Truth be told, it wouldn’t have mattered much WHO was in goal last night for the Montreal Canadiens. Certainly not in the second period, when the Habs pulled a disappearing act en-route to a 5-1 loss to the Washington Capitals in game three of this first-round playoff. The setback leaves the Canadiens in a 2-1 hole heading into game four tomorrow night, and it leaves head coach Jacques Martin searching for some answers.
Like: what happened to his hockey team after an absolutely splendid first period? And it really was a terrific opening period by the home team, who came out flying, and showed no ill effects from Monday’s 6-5 overtime loss in Washington (other than the fact that the Canadiens allowed the Caps to get back into the series, which, of course, was a significant development). The Canadiens outshot the Caps 10-7 and missed out on several glorious scoring chances, resulting in scoreless hockey after 20 minutes. But it was good hockey. It was exciting hockey, something the hometown fans could hang their hats on.
And then the Bell Centre roof caved in.
Boyd Gordon beats Jaroslav Halak with a shorthanded goal, 66 seconds into period number two. Brooks Laich makes it 2-0 some three minutes later. And Eric Fehr makes it 3-0 some four minutes later, after he’s allowed to waltz in on a flat-footed Marc-Andre Bergeron (more on him in a moment) and poke home his own rebound.
Three goals on six shots. Exit Jaroslav Halak. Enter Carey Price. But by that time, the damage had already been done.
It was Price’s first taste of action in three weeks. March 31st, to be exact. And he performed about as well as you could expect. Yes, he did give up a goal to Alex Ovechkin to close out the four-goal second-period onslaught. But the Capitals didn’t need Alex Ovechkin on this night. And they didn’t need Nicklas Backstrom or Alexander Semin. Not when you had guys like Brooks Laich, Eric Fehr and Brendan Morrison running roughshod over the likes of Tomas Plekanec, Mike Cammalleri and Andrei Kostitsyn: who finished a combined minus 12 on the night.
Minus 12. That’s not good.

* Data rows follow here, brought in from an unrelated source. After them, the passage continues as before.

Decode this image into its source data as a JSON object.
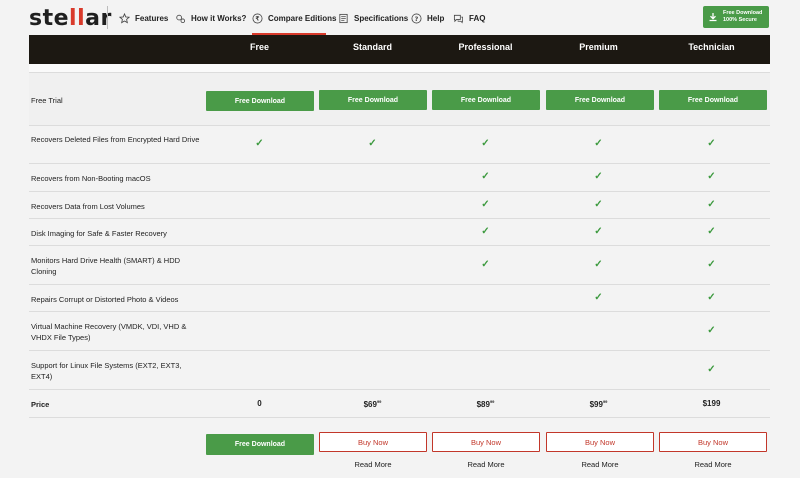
{
  "header": {
    "logo_pre": "ste",
    "logo_mid": "ll",
    "logo_post": "ar",
    "nav": [
      {
        "label": "Features",
        "icon": "star-icon"
      },
      {
        "label": "How it Works?",
        "icon": "gears-icon"
      },
      {
        "label": "Compare Editions",
        "icon": "currency-icon"
      },
      {
        "label": "Specifications",
        "icon": "document-icon"
      },
      {
        "label": "Help",
        "icon": "help-icon"
      },
      {
        "label": "FAQ",
        "icon": "chat-icon"
      }
    ],
    "active_nav": "Compare Editions",
    "download_btn_line1": "Free Download",
    "download_btn_line2": "100% Secure"
  },
  "editions": [
    "Free",
    "Standard",
    "Professional",
    "Premium",
    "Technician"
  ],
  "free_trial": {
    "label": "Free Trial",
    "button_label": "Free Download"
  },
  "features": [
    {
      "label": "Recovers Deleted Files from Encrypted Hard Drive",
      "checks": [
        true,
        true,
        true,
        true,
        true
      ]
    },
    {
      "label": "Recovers from Non-Booting macOS",
      "checks": [
        false,
        false,
        true,
        true,
        true
      ]
    },
    {
      "label": "Recovers Data from Lost Volumes",
      "checks": [
        false,
        false,
        true,
        true,
        true
      ]
    },
    {
      "label": "Disk Imaging for Safe & Faster Recovery",
      "checks": [
        false,
        false,
        true,
        true,
        true
      ]
    },
    {
      "label": "Monitors Hard Drive Health (SMART) & HDD Cloning",
      "checks": [
        false,
        false,
        true,
        true,
        true
      ]
    },
    {
      "label": "Repairs Corrupt or Distorted Photo & Videos",
      "checks": [
        false,
        false,
        false,
        true,
        true
      ]
    },
    {
      "label": "Virtual Machine Recovery (VMDK, VDI, VHD & VHDX File Types)",
      "checks": [
        false,
        false,
        false,
        false,
        true
      ]
    },
    {
      "label": "Support for Linux File Systems (EXT2, EXT3, EXT4)",
      "checks": [
        false,
        false,
        false,
        false,
        true
      ]
    }
  ],
  "price": {
    "label": "Price",
    "values": [
      {
        "main": "0",
        "cents": ""
      },
      {
        "main": "$69",
        "cents": "99"
      },
      {
        "main": "$89",
        "cents": "99"
      },
      {
        "main": "$99",
        "cents": "99"
      },
      {
        "main": "$199",
        "cents": ""
      }
    ]
  },
  "bottom": {
    "free_download_label": "Free Download",
    "buy_now_label": "Buy Now",
    "read_more_label": "Read More"
  },
  "check_glyph": "✓",
  "colors": {
    "brand_red": "#d93a2b",
    "green": "#4a9b48",
    "dark_band": "#1c1812"
  }
}
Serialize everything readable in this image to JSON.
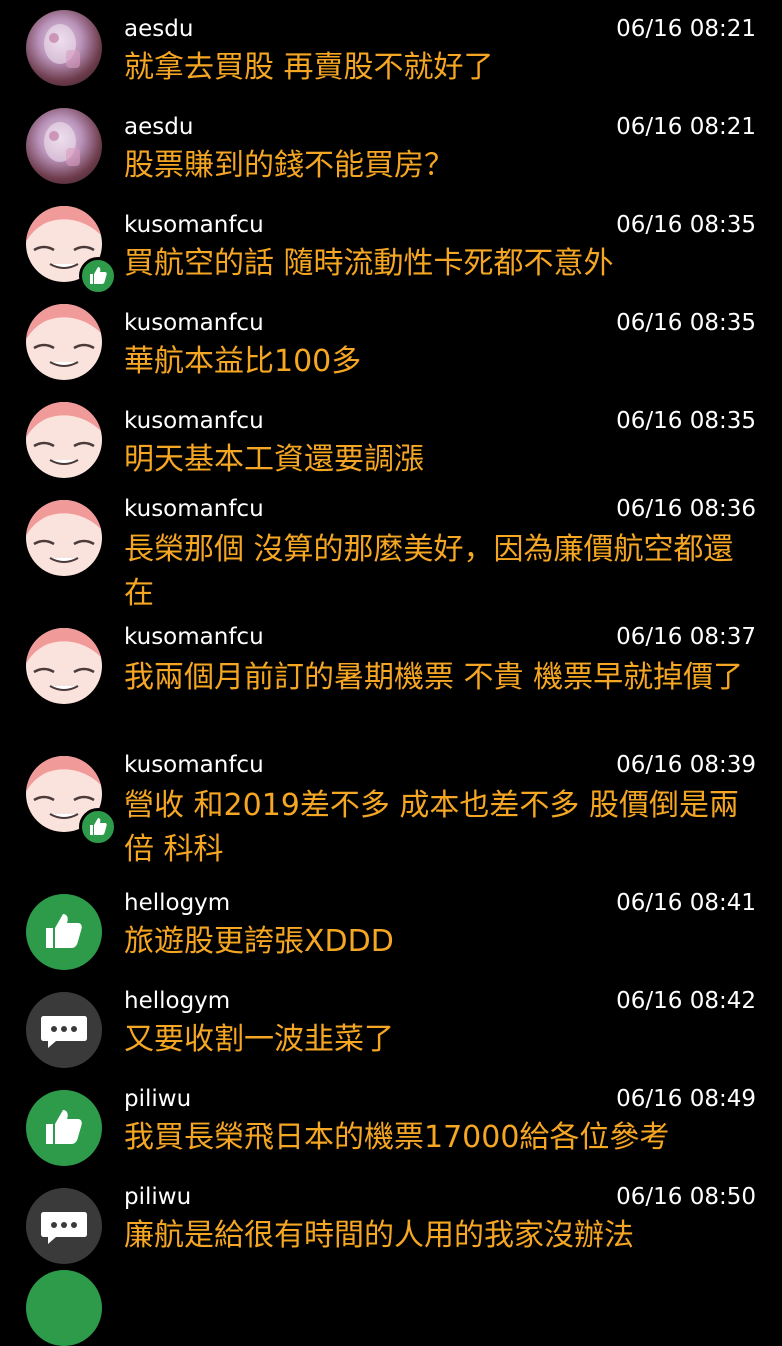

Then again, there wasn’t much good to come out of this one for the Canadiens, save for the opening 20 minutes. Certainly not the play of Marc-Andre Bergeron, who provided the Caps with a number of gift-wrapped goals en-route to a minus three performance: dead last among Habs defenders. Then again, no one ever accused Marc-Andre Bergeron of being a defender. He is a one-trick pony. And right now, that trick isn’t working out very well for Bergeron, who is being exposed as the defensive liability he is as we go deeper into this series.
Time for Ryan O’Byrne to see some action? You would have to think so. If nothing else, O’Byrne brings a big body to the Canadiens’ blueline. True, he’s not blessed with a great deal of foot speed. But then again, who on this Montreal blueline is?
That’s another decision that Jacques Martin will have to make.
Does Sergei Kostitsyn deserve a day pass, for tomorrow night’s fourth game? It couldn’t hurt.
The game marked the return of Glen Metropolit to the Habs’ lineup. After sitting out three weeks with a shoulder injury, Metropolit played nine shifts for a grand total of 5:37 of ice time. I mean, why bother at that point? Matheiu Darche? Five shifts, 2:22 of ice time. But don’t point the finger at those two guys for what ailed the Canadiens last night. Not when Scott Gomez decided to take himself out of the game for 10 minutes by arguing a penalty call late in the second period; resulting in a misconduct.
Still the Canadiens are not out of this series. They may be down 2-1, but they’re not out.
Oh yes. It says here you’ll see Carey Price in game four. Just thought I’d mention that.